Chef and author Magnus Nilsson of rural Sweden’s acclaimed restaurant, Fävaken Magasinet, writes about several methods for making pickles, including wet and dry brines. His quick method uses salt, followed by a white vinegar, sugar, and water brine, which is as good for herring as it is for cucumbers and other raw or cooked vegetables.
Like a lot of Swedish pickling recipes, Chef Nilsson calls for one part white vinegar to two parts sugar and three parts water. That mix doesn’t translate well for Americans, as Swedish white vinegars are much stronger than American. For serious pickling using Nilsson’s advice, I would get out the pH paper. But this adaption worked well for quick and crisp cucumbers that I planned to keep in the refrigerator and eat up in a few weeks.

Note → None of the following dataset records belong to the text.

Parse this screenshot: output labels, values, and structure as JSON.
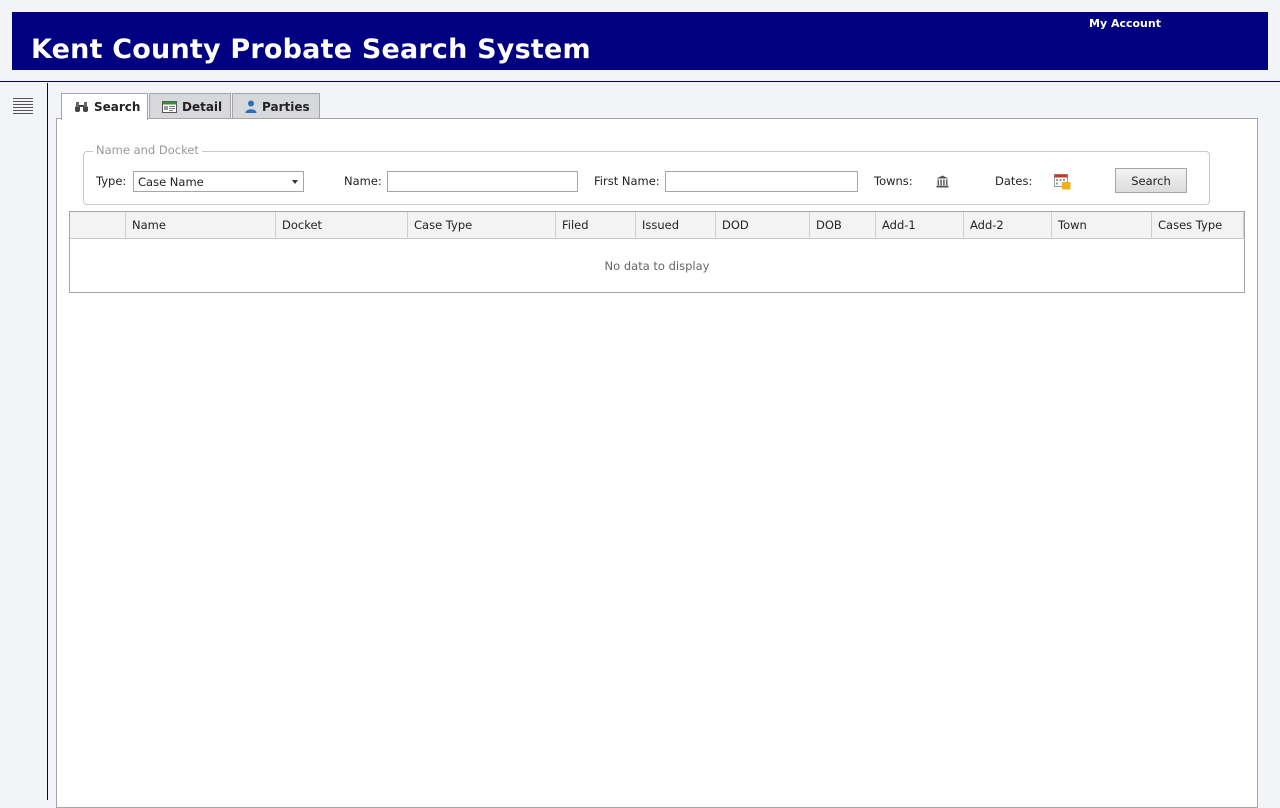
{
  "header": {
    "title": "Kent County Probate Search System",
    "account_link": "My Account",
    "brand_color": "#000080"
  },
  "sidebar": {
    "menu_icon": "list-icon"
  },
  "tabs": [
    {
      "label": "Search",
      "icon": "binoculars-icon",
      "active": true
    },
    {
      "label": "Detail",
      "icon": "detail-card-icon",
      "active": false
    },
    {
      "label": "Parties",
      "icon": "person-icon",
      "active": false
    }
  ],
  "search_form": {
    "legend": "Name and Docket",
    "type_label": "Type:",
    "type_value": "Case Name",
    "name_label": "Name:",
    "name_value": "",
    "first_name_label": "First Name:",
    "first_name_value": "",
    "towns_label": "Towns:",
    "towns_icon": "bank-building-icon",
    "dates_label": "Dates:",
    "dates_icon": "calendar-icon",
    "search_button": "Search"
  },
  "results_grid": {
    "columns": [
      "",
      "Name",
      "Docket",
      "Case Type",
      "Filed",
      "Issued",
      "DOD",
      "DOB",
      "Add-1",
      "Add-2",
      "Town",
      "Cases Type"
    ],
    "rows": [],
    "empty_message": "No data to display"
  }
}
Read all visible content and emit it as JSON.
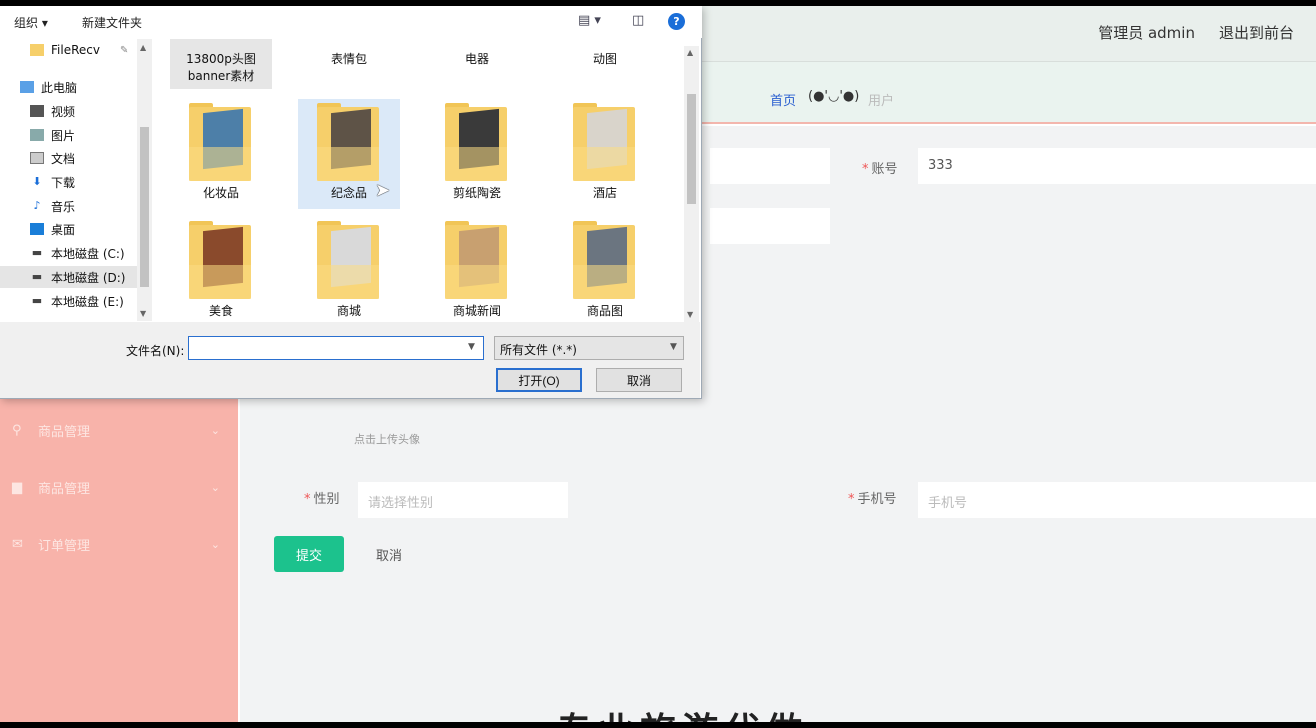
{
  "app": {
    "topbar": {
      "admin_label": "管理员 admin",
      "exit_label": "退出到前台"
    },
    "breadcrumb": {
      "home": "首页",
      "face": "(●'◡'●)",
      "current": "用户"
    },
    "sidebar": {
      "items": [
        {
          "label": "商品管理",
          "icon": "shop-icon"
        },
        {
          "label": "商品管理",
          "icon": "goods-icon"
        },
        {
          "label": "订单管理",
          "icon": "order-icon"
        }
      ]
    },
    "form": {
      "account_label": "账号",
      "account_value": "333",
      "avatar_hint": "点击上传头像",
      "gender_label": "性别",
      "gender_placeholder": "请选择性别",
      "phone_label": "手机号",
      "phone_placeholder": "手机号",
      "submit": "提交",
      "cancel": "取消"
    },
    "footer_text": "专业旅游代做"
  },
  "dialog": {
    "toolbar": {
      "organize": "组织 ▾",
      "new_folder": "新建文件夹",
      "help": "?"
    },
    "nav": [
      {
        "label": "FileRecv",
        "icon": "folder-icon"
      },
      {
        "label": "此电脑",
        "icon": "computer-icon"
      },
      {
        "label": "视频",
        "icon": "video-icon"
      },
      {
        "label": "图片",
        "icon": "picture-icon"
      },
      {
        "label": "文档",
        "icon": "document-icon"
      },
      {
        "label": "下载",
        "icon": "download-icon"
      },
      {
        "label": "音乐",
        "icon": "music-icon"
      },
      {
        "label": "桌面",
        "icon": "desktop-icon"
      },
      {
        "label": "本地磁盘 (C:)",
        "icon": "drive-icon"
      },
      {
        "label": "本地磁盘 (D:)",
        "icon": "drive-icon"
      },
      {
        "label": "本地磁盘 (E:)",
        "icon": "drive-icon"
      }
    ],
    "files": [
      {
        "label": "13800p头图 banner素材",
        "color": "#cfcfcf"
      },
      {
        "label": "表情包",
        "color": "#9fb2c4"
      },
      {
        "label": "电器",
        "color": "#8a8f9a"
      },
      {
        "label": "动图",
        "color": "#b9b1a6"
      },
      {
        "label": "化妆品",
        "color": "#4d7fa8"
      },
      {
        "label": "纪念品",
        "color": "#5e5347"
      },
      {
        "label": "剪纸陶瓷",
        "color": "#3a3a3a"
      },
      {
        "label": "酒店",
        "color": "#d9d4cb"
      },
      {
        "label": "美食",
        "color": "#8a4a2c"
      },
      {
        "label": "商城",
        "color": "#d9d9d9"
      },
      {
        "label": "商城新闻",
        "color": "#c8a070"
      },
      {
        "label": "商品图",
        "color": "#6b7580"
      }
    ],
    "filename_label": "文件名(N):",
    "filename_value": "",
    "filetype_value": "所有文件 (*.*)",
    "open_label": "打开(O)",
    "cancel_label": "取消"
  }
}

(This recipe was adapted from Fävaken by Magnus Nilsson, Phaidon, October 2012)
a cucumber's worth
kosher or flaky sea salt
In This Recipe
Thinly slice the cucumber, carefully mix in the salt, and let it drain in a colander or sieve for about an hour. The cucumber slices will start to look as if they have been cooked.
While the cucumbers are draining, mix together the vinegar, sugar, and water to make a pickling solution.
Rinse any remaining salt from the cucumbers, place them in a ceramic or glass bowl or jar, and completely immerse them with the pickling solution.
They’ll start to taste like pickles within an hour. Store them in the refrigerator.
I’m a marine biologist who can get a little overly obsessive about cooking projects. If it involves obscure research, strange and unusual ingredients, and more work than you can imagine—I’m ready to party.